Secondly, there’s plenty of reason that many Oshawa residents were thoroughly dissatisfied with the apparent inconsistency between Mr. Carrie’s repeated claim that “the Oshawa waterfront was not his preferred location” and the fact that his government was providing waterfront land on which the ethanol refinery could be placed. Despite widespread calls to transfer the Gifford Farmlands to the City of Oshawa and the City’s expressed interest in obtaining this land, the Harper government designated this property as Crown Land and put it under the control of the Oshawa Port Authority (OPA), a federal agency. This was land that was never needed for port operations but did provide a place for the ethanol refinery. The results were a surprise to no one. Soon after the OPA’s formation, the federally-appointed majority on its board of directors officially approved the ethanol refinery on those lands. And now we are stuck with the continuing legacy of Mr. Carrie’s government’s actions; the ongoing potential for the OPA to industrialize this land. This impending threat is especially significant now that the OPA needs to find a way to pay the $4.1 million arbitration penalty assessed against it.

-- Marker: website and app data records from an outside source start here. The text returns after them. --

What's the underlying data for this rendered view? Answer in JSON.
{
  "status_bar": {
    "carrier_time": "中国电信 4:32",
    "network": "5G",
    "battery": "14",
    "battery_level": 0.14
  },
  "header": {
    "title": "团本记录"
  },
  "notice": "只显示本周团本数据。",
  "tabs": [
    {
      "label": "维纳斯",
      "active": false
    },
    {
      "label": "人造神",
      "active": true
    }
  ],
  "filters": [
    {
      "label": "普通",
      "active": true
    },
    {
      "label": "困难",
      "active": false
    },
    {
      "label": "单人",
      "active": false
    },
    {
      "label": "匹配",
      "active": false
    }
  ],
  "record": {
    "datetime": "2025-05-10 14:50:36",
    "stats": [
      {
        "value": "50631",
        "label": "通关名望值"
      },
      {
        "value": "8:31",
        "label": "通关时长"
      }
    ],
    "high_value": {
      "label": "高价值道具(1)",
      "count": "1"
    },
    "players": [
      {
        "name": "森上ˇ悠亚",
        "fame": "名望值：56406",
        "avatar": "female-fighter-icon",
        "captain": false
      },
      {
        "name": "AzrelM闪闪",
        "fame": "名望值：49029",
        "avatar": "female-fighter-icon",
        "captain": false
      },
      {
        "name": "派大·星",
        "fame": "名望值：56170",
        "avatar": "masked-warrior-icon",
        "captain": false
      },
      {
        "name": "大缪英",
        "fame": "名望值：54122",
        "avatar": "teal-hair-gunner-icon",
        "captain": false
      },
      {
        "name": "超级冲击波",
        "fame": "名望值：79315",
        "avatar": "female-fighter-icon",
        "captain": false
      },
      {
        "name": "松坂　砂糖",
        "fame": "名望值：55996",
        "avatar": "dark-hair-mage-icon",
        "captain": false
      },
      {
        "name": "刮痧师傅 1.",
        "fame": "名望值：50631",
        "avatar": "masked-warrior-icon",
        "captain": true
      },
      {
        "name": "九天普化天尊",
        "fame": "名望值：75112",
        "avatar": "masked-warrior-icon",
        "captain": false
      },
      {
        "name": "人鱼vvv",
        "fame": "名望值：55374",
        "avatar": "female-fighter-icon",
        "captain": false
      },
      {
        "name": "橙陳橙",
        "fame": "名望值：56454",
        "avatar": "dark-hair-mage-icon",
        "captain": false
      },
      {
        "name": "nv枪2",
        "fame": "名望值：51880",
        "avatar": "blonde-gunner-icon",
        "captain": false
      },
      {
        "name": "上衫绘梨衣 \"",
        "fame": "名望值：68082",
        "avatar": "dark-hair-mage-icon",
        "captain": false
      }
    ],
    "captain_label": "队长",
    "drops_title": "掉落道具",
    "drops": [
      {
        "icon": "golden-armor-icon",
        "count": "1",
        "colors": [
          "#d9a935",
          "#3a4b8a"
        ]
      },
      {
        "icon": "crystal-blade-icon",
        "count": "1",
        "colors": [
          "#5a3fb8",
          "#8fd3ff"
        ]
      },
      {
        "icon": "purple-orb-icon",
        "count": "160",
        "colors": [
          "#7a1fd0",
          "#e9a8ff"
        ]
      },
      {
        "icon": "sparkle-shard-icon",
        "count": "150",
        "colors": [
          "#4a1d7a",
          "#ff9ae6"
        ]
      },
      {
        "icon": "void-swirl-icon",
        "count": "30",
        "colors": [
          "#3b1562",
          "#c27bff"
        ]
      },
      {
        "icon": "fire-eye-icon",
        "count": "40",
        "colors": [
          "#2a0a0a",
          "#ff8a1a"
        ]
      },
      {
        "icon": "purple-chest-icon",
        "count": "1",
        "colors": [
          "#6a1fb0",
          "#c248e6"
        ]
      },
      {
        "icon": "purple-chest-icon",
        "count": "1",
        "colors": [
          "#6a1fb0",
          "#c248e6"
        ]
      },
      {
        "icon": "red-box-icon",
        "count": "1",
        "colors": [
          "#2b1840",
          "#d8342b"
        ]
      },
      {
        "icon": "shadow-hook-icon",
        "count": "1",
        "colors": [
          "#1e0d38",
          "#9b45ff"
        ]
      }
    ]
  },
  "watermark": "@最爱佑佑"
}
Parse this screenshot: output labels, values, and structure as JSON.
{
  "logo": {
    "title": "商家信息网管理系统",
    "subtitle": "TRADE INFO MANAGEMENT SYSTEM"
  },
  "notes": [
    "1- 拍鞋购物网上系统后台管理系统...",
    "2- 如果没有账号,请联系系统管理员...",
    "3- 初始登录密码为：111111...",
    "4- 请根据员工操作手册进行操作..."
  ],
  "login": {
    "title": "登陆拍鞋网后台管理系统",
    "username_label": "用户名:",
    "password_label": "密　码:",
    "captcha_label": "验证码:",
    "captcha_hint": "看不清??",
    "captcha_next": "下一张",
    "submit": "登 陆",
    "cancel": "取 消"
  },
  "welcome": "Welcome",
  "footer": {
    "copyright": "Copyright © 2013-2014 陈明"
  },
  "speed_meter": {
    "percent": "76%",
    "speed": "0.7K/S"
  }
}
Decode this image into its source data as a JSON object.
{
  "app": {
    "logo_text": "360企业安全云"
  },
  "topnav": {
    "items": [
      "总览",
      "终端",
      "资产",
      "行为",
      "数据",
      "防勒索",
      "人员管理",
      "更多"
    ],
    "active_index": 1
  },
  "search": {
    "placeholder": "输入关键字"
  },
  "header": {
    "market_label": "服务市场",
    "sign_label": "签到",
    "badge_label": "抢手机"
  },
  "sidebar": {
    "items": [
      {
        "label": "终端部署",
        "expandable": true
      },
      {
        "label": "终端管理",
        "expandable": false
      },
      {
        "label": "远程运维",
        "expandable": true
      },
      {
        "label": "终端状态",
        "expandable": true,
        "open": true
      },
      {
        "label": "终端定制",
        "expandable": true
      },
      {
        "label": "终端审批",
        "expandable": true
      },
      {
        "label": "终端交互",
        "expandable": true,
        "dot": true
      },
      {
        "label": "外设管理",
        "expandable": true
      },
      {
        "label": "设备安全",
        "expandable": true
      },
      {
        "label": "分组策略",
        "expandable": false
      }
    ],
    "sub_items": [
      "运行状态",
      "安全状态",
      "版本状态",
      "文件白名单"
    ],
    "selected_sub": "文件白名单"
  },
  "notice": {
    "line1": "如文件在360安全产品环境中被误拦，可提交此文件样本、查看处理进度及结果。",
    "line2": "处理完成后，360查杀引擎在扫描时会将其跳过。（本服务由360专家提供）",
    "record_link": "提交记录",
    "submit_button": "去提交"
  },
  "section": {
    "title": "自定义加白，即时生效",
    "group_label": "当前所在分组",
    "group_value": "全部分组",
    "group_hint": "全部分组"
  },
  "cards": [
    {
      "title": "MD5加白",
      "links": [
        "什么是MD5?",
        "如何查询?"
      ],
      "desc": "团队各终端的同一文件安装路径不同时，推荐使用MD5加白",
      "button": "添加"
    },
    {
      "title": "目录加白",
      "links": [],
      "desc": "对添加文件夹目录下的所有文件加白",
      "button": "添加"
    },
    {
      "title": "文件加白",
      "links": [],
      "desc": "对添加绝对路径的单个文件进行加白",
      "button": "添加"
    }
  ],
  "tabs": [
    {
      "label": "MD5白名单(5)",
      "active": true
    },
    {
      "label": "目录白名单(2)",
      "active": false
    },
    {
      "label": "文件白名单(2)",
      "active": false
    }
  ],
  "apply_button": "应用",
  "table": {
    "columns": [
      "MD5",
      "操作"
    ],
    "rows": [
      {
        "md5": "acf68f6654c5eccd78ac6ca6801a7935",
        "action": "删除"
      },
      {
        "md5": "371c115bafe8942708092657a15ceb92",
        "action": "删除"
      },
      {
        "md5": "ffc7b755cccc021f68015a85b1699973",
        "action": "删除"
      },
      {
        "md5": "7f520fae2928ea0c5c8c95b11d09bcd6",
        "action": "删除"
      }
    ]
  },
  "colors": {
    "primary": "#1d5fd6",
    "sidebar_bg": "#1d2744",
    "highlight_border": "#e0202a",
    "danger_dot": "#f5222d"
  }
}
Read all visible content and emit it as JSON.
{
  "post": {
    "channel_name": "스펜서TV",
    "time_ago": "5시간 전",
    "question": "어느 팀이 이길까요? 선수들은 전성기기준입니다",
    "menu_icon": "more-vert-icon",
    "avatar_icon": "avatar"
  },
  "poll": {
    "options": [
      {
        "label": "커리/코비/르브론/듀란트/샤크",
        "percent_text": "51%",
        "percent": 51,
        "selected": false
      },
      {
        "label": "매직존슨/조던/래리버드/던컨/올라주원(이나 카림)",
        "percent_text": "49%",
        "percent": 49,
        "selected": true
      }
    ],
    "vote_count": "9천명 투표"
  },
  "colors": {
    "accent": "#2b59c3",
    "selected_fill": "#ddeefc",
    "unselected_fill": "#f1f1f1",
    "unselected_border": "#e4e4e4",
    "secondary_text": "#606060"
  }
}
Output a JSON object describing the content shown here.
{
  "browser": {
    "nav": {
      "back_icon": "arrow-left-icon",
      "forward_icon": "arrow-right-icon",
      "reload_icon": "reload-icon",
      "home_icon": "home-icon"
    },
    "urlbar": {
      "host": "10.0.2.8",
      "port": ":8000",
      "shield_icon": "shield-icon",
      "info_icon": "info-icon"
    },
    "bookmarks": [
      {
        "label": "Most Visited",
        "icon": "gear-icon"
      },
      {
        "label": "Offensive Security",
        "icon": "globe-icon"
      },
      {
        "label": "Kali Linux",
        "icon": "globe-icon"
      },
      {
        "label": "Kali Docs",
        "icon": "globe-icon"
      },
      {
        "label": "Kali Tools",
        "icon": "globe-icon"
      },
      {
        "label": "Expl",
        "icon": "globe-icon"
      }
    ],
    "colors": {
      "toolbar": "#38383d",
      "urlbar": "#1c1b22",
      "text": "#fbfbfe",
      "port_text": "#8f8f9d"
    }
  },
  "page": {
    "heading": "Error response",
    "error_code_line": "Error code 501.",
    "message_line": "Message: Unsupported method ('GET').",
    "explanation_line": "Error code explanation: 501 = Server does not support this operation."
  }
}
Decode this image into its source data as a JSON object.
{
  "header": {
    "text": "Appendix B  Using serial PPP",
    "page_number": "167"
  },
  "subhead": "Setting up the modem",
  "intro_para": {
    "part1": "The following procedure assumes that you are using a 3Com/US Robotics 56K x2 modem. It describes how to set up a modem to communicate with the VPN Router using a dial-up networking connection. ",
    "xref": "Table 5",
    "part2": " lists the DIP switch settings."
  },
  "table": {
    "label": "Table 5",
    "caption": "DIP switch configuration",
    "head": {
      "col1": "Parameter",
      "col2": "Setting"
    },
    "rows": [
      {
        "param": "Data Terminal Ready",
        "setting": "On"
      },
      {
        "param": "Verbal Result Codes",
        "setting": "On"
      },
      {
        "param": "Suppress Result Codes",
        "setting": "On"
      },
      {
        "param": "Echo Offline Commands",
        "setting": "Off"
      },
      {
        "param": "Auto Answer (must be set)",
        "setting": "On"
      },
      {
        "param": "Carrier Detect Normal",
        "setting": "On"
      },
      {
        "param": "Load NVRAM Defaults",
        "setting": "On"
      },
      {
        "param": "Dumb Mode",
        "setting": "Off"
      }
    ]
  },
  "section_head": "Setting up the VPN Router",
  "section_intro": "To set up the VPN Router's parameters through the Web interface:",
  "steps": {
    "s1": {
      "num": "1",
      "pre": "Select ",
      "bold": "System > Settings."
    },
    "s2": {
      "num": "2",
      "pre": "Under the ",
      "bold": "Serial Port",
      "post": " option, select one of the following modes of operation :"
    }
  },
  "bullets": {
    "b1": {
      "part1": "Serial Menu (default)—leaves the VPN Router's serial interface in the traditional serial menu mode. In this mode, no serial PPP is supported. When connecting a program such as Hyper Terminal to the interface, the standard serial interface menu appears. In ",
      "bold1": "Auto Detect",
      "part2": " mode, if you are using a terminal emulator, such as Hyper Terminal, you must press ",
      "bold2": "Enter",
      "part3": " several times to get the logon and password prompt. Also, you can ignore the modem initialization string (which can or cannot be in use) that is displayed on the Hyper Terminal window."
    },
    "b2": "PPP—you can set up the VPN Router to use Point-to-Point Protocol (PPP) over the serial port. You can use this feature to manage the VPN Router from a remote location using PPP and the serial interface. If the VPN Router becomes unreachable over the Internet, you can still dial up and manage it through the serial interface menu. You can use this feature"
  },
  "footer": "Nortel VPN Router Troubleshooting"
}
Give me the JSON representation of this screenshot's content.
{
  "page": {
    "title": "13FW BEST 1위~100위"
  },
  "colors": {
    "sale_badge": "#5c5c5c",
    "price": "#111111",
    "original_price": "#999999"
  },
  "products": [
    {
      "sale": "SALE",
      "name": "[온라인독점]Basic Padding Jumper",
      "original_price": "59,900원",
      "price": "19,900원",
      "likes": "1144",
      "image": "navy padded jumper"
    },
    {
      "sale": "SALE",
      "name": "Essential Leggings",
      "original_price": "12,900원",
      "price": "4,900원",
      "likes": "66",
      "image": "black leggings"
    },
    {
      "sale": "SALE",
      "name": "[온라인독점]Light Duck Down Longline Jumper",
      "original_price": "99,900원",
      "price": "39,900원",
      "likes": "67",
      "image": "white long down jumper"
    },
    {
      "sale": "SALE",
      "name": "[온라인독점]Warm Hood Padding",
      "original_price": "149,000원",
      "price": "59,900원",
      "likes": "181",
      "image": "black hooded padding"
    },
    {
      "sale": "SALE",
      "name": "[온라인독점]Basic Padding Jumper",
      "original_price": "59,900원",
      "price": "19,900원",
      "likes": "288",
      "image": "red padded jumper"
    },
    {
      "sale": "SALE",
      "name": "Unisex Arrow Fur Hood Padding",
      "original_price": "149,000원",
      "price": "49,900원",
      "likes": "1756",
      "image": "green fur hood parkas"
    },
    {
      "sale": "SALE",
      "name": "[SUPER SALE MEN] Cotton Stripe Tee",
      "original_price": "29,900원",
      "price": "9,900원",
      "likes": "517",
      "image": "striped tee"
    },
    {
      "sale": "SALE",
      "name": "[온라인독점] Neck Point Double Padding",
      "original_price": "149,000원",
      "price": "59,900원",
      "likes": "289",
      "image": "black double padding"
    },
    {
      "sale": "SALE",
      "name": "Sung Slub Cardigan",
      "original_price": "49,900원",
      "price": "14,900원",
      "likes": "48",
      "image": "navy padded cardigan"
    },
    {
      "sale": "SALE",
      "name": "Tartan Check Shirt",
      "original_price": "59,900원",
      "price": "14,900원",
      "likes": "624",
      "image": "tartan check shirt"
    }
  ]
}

It’s one thing to disagree with Mr. Ladd’s concerns about Colin Carrie’s decisions but it’s quite another to accuse him of “deliberately misleading readers”. Though I have my suspicions, I can’t state for sure who Ms. Jenkins may have used as her source for the flawed materials in her disparagement of Larry Ladd’s character. May I gently suggest that she turn to a more reliable supplier if she is interested in a more accurate account of federal actions related to Oshawa’s waterfront. I believe she would find it an eye-opening experience and hopefully realize that unjustifiably denigrating the reputation of a good man has no role in bettering the community.


Brian W. Brasier